Hoping to revive ancient weaving traditions and arts, Aastha dove deeper into the subject, travelled extensively to identify weavers to collaborate with, where she learnt about the art and science behind handlooms from heritage artisans. Padmashali works with 100 weavers from 10 clusters all over India. These clusters have weavers with mastery in weaves from Banaras, Kanchipuram, Bhuj, Ajrakhpur, Patan, Chanderi, Pranpur, Kota, Bhagalpur, and Sanganer.
To authentically present age-old art and craft of weaving, Aastha not only sources finished goods from these weavers, but also fabrics and raw materials.
Apart from sarees, Padmashali also features suits. Her collection ranges from Rs ,5000 to Rs 45,000.
She claims to have served approximately 750 customers in the first year of operations with a customer base in India, the US, Dubai, Malaysia and raking in revenue worth Rs 30 lakh.
As a woman entrepreneur

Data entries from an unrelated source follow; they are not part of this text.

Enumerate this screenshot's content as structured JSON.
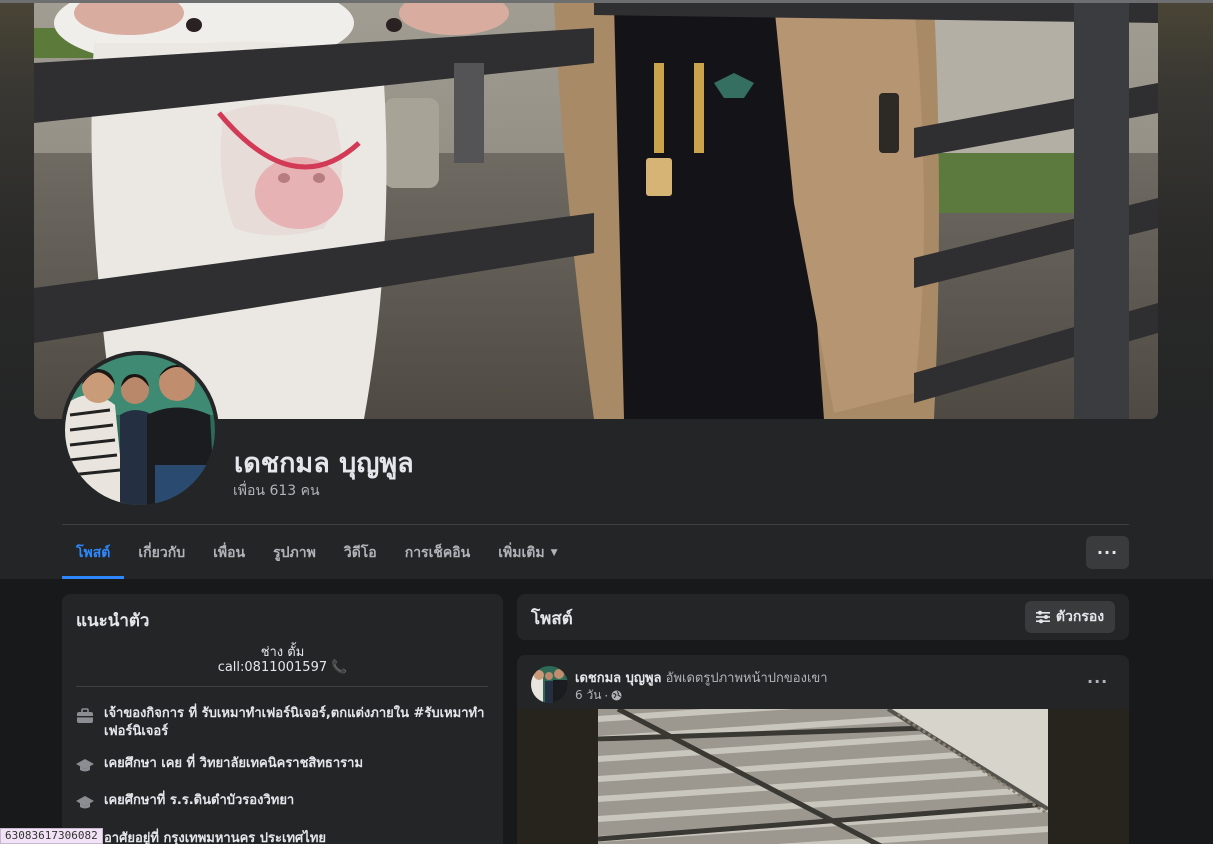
{
  "profile": {
    "name": "เดชกมล บุญพูล",
    "friends_text": "เพื่อน 613 คน"
  },
  "tabs": [
    {
      "label": "โพสต์",
      "active": true
    },
    {
      "label": "เกี่ยวกับ",
      "active": false
    },
    {
      "label": "เพื่อน",
      "active": false
    },
    {
      "label": "รูปภาพ",
      "active": false
    },
    {
      "label": "วิดีโอ",
      "active": false
    },
    {
      "label": "การเช็คอิน",
      "active": false
    },
    {
      "label": "เพิ่มเติม",
      "active": false
    }
  ],
  "more_button": "···",
  "intro": {
    "title": "แนะนำตัว",
    "bio_line1": "ช่าง ตั้ม",
    "bio_line2": "call:0811001597",
    "items": [
      {
        "icon": "briefcase-icon",
        "text": "เจ้าของกิจการ ที่ รับเหมาทำเฟอร์นิเจอร์,ตกแต่งภายใน #รับเหมาทำเฟอร์นิเจอร์"
      },
      {
        "icon": "graduation-cap-icon",
        "text": "เคยศึกษา เคย ที่ วิทยาลัยเทคนิคราชสิทธาราม"
      },
      {
        "icon": "graduation-cap-icon",
        "text": "เคยศึกษาที่ ร.ร.ดินดำบัวรองวิทยา"
      },
      {
        "icon": "home-icon",
        "text": "อาศัยอยู่ที่ กรุงเทพมหานคร ประเทศไทย"
      }
    ]
  },
  "posts": {
    "title": "โพสต์",
    "filter_label": "ตัวกรอง"
  },
  "post": {
    "author": "เดชกมล บุญพูล",
    "action": "อัพเดตรูปภาพหน้าปกของเขา",
    "time": "6 วัน",
    "separator": "·",
    "privacy_icon": "globe-icon",
    "more": "···"
  },
  "status_url": "63083617306082",
  "colors": {
    "accent": "#2d88ff",
    "background": "#18191a",
    "card": "#242526",
    "button": "#3a3b3c"
  }
}
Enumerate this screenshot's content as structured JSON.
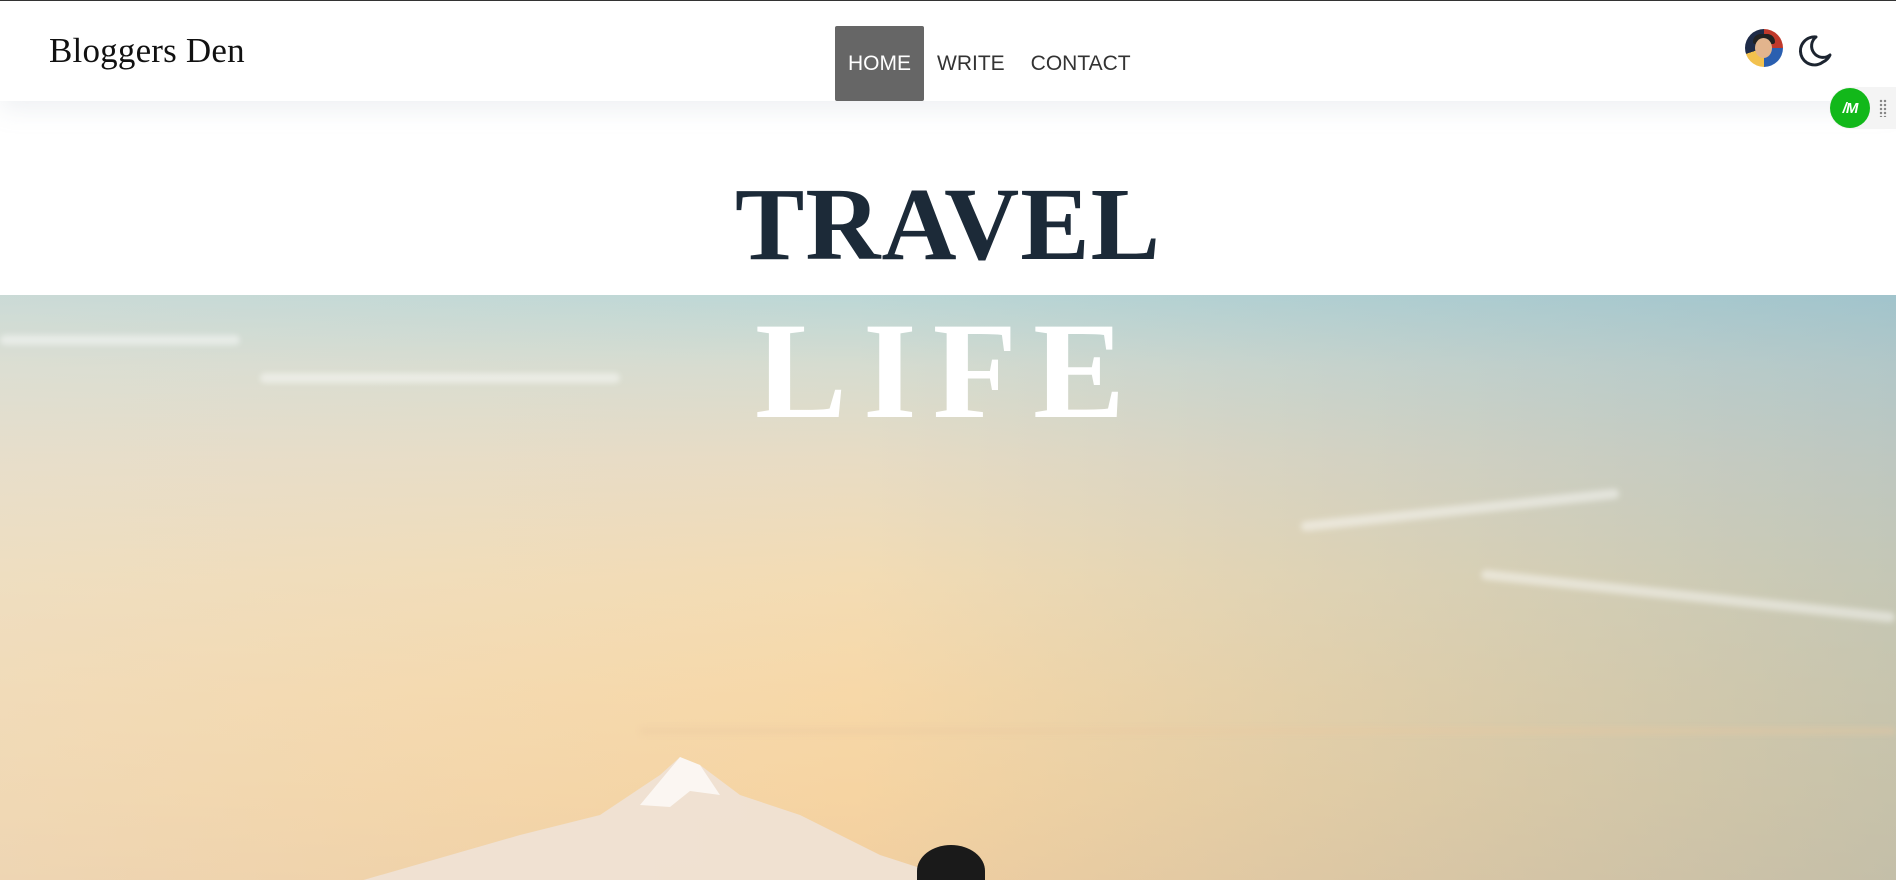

The path of entrepreneurship comes with its own set of challenges. For some, gender bias and discrimination also come into play.
“As a young woman I have had to work harder to prove myself. Nobody likes to take orders from you. You are constantly juggling between work and life. From weavers to senior staff, the compliance to your word comes only after you have gained their trust. You must find the way to patiently and politely get your work done. It is not an easy task,” says the 28-year-old entrepreneur.
Supporting other women through her startup, Aastha says that she consciously employs women as she feels that “empowered women empower women”. Her six-member team, apart from the 100 weavers is an all-women team supporting operations.
Running a business during COVID-19
Businesses during the global pandemic have increasingly pivoted or expanded their product line, digitised their operations or rethought their business model in order to continue operations during these difficult times.
For Aastha, the global pandemic has been a game changer as well. It forced her to re-evaluate her business model and launch a webstore for online shopping. She has also launched a virtual walkthrough service through video calls for customers to shop from the comfort of their homes.
However her costs went up with an increase in the prices of raw material by 20 percent, and it was available only on cash payment and not credit.
In the future, Aastha is already planning to expand her offline retail presence in Chandigarh by the end of 2021.
Edited by Rekha Balakrishnan